Huntingdon College is a liberal arts college in the city of Montgomery, Alabama, United States. The college was founded in 1854 as "Tuskegee Female College" and operated as a teacher training institution. The United Methodist Church began running the college in 1872 and the institution moved to Montgomery in 1909. However the first night after the move to the new campus the new college building burned to the ground. The campus was rebuilt and the college began admitting men after World War I and the first male student graduated in 1934. The institution changed its name to Huntingdon College in 1935 and student numbers have continued to grow ever since.
Huntingdon prides itself on its long established traditions of faith, wisdom and service and retains its ties to the Methodist Church.
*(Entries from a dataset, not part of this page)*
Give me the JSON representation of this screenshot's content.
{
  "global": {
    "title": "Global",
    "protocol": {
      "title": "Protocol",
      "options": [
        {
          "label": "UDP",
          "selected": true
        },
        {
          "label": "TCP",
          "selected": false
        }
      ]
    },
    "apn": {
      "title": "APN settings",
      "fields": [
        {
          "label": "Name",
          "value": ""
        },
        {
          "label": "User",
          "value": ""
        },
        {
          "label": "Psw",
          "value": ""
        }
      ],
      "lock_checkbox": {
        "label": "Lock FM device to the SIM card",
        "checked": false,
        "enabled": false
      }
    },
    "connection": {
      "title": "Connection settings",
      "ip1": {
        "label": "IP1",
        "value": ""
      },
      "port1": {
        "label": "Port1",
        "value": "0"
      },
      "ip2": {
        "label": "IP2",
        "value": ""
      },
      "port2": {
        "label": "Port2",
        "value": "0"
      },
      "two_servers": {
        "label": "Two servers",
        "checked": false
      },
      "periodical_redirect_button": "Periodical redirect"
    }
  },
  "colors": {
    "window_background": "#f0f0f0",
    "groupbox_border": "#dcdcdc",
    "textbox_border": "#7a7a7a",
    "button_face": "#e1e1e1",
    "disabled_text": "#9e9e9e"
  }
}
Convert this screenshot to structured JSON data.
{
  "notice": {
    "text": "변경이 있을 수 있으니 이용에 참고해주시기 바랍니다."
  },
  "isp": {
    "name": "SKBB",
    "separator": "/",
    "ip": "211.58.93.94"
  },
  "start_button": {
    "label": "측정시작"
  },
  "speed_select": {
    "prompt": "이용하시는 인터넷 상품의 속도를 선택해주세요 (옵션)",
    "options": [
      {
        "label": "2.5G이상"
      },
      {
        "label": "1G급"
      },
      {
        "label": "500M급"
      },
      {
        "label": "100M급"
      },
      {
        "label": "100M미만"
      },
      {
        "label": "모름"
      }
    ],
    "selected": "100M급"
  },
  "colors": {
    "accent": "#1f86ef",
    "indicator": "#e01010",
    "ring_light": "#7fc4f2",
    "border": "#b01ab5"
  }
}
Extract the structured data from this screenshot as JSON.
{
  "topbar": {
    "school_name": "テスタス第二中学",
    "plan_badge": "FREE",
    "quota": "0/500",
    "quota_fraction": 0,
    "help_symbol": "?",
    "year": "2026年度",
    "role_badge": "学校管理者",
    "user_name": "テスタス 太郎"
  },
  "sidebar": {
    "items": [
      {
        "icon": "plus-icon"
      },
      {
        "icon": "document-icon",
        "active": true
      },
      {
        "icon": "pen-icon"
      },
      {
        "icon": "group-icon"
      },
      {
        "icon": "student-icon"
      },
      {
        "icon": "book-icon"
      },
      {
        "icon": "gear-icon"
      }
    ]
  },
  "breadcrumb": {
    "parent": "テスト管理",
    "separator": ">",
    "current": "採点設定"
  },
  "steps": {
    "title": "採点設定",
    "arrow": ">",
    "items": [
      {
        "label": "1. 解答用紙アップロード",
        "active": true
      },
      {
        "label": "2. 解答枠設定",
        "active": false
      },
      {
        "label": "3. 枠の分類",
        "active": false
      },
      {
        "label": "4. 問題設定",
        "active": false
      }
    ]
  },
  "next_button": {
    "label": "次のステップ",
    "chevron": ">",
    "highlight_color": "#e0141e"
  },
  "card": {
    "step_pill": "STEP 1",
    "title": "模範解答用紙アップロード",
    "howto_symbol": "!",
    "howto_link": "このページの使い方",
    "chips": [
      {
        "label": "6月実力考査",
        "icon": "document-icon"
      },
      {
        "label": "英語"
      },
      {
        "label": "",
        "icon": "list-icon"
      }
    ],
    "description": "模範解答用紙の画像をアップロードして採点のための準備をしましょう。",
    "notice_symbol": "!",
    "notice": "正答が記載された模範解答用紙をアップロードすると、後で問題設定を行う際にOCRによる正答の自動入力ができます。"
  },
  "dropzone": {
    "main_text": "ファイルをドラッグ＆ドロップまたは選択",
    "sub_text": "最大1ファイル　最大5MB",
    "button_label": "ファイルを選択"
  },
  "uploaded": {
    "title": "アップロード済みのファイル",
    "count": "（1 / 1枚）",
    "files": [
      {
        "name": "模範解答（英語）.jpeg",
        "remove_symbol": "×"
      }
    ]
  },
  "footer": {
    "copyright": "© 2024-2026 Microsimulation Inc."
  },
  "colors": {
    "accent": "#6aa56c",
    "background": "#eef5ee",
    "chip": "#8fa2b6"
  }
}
The college aims to produce graduates who are able to think critically, absorb new ideas and communicate well.
Today Huntingdon offers over 35 undergraduate majors and 20 minors as well as pre-professional and educator preparation programs. The college is home to around 1000 students, after seeing a steep increase in enrollment between 2002 and 2012.
The college’s historic campus has lots of green space and wooded areas and is noted for its examples of Collegiate Gothic architecture. The academic and administrative buildings sit alongside student halls of residence and the university’s sports and leisure facilities. The campus is also home to the college chapel, library and art gallery.